Of course, this is precisely how alternative capital is being used by many traditional players right now. It is helping them manage PML’s, it is driving fee income, it is helping them avoid having to shrink their books and it does seem this is likely to accelerate as climate related risks have an increasing impact on the market.
Something for investors to ensure they carefully consider.
Their capital can be seen as a lever for efficiency, helping traditional re/insurance market balance-sheets go further and do more, all the while sustaining traditional business models.
It raises questions of alignment, of where losses fall and of independence versus aligned (in terms of management).
As everyone seeks to get this balance right there is going to be a lot of change in the reinsurance and ILS market, a lot of noise regarding alignment and a lot of trial and error in finding precisely where alternative capital best sits.

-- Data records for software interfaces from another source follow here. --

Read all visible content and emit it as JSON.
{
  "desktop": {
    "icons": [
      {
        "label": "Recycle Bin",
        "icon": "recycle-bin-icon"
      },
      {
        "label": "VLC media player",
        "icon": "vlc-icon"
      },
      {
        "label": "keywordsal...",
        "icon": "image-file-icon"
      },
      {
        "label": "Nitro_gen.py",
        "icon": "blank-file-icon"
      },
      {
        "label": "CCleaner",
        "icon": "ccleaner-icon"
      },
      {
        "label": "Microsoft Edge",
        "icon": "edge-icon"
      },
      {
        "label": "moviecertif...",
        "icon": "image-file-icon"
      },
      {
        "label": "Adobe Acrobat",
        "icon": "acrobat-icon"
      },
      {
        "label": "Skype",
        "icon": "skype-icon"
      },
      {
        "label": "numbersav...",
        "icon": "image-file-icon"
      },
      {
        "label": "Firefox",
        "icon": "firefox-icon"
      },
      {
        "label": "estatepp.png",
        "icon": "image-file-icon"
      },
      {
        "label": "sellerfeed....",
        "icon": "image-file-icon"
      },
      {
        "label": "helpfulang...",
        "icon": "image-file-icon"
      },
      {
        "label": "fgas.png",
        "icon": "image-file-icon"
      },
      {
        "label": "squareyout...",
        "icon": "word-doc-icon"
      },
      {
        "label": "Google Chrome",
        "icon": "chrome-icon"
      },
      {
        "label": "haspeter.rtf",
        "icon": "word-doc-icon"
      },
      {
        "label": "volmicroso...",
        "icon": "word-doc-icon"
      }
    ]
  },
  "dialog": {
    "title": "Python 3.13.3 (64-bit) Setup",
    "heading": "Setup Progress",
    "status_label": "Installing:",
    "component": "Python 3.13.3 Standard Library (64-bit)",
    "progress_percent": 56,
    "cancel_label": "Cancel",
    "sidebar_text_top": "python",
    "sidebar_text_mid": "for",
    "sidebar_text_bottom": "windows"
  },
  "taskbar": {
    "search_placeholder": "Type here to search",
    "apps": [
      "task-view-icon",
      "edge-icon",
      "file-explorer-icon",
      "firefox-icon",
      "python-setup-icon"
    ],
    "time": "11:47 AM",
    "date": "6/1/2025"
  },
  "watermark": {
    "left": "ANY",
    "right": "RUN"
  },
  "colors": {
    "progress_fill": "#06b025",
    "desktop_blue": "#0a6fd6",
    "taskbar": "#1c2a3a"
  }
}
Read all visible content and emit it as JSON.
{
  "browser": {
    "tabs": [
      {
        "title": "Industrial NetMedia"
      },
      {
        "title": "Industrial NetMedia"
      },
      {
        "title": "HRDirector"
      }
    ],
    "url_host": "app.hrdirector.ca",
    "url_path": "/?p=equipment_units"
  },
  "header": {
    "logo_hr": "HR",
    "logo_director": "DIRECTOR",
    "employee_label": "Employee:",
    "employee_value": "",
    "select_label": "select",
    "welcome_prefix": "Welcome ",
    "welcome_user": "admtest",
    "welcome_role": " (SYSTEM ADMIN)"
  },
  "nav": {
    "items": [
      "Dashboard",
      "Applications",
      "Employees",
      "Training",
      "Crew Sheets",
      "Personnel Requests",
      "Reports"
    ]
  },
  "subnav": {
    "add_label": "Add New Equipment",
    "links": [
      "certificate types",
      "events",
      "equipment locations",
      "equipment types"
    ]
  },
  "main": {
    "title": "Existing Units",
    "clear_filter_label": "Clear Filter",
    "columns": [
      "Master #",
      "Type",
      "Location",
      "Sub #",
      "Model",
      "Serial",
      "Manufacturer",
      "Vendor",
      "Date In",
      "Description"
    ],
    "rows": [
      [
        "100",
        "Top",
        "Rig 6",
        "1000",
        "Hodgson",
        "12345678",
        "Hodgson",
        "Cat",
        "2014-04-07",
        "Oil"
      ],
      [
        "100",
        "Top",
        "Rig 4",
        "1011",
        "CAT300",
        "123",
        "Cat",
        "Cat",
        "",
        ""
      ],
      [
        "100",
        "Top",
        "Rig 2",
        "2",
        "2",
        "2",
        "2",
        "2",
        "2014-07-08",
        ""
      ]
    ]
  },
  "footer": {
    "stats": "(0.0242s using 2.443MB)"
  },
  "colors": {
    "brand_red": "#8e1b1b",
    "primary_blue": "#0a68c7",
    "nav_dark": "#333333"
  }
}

Alleghany’s TransRe has continued to grow in the last year, adding 15.1% and 13.2% to premiums written in the fourth-quarter and full-year 2019 respectively.
But the company also reported a technical underwriting loss, with a 114.4% combined ratio for Q4 and 100.9% for the full-year.
Catastrophe losses are the main drive of this underwriting underperformance, as TransRe reported them as $224 million and $301 million for the three months and year ended December 31st 2019, respectively.
Not only will some of TransRe’s third-party investors in its Pangaea collateralised quota share sidecar vehicle likely have shared in some of these losses, so too will some of its providers of collateralised retrocession.
Other strategic capital relationship investors may also have helped to reduce the ultimate impact of catastrophes for TransRe in 2019.
It’s likely alternative, third-party and ILS style investor capital is already helping TransRe and Alleghany in moderating the impacts from catastrophes and climate related weather events.
As the company expands these partnerships, alternative capital will become an ever more important lever for the company, as it is across re/insurance.
Which ultimately will cement direct access to third-party investor capacity’s position in the industry’s capital stack.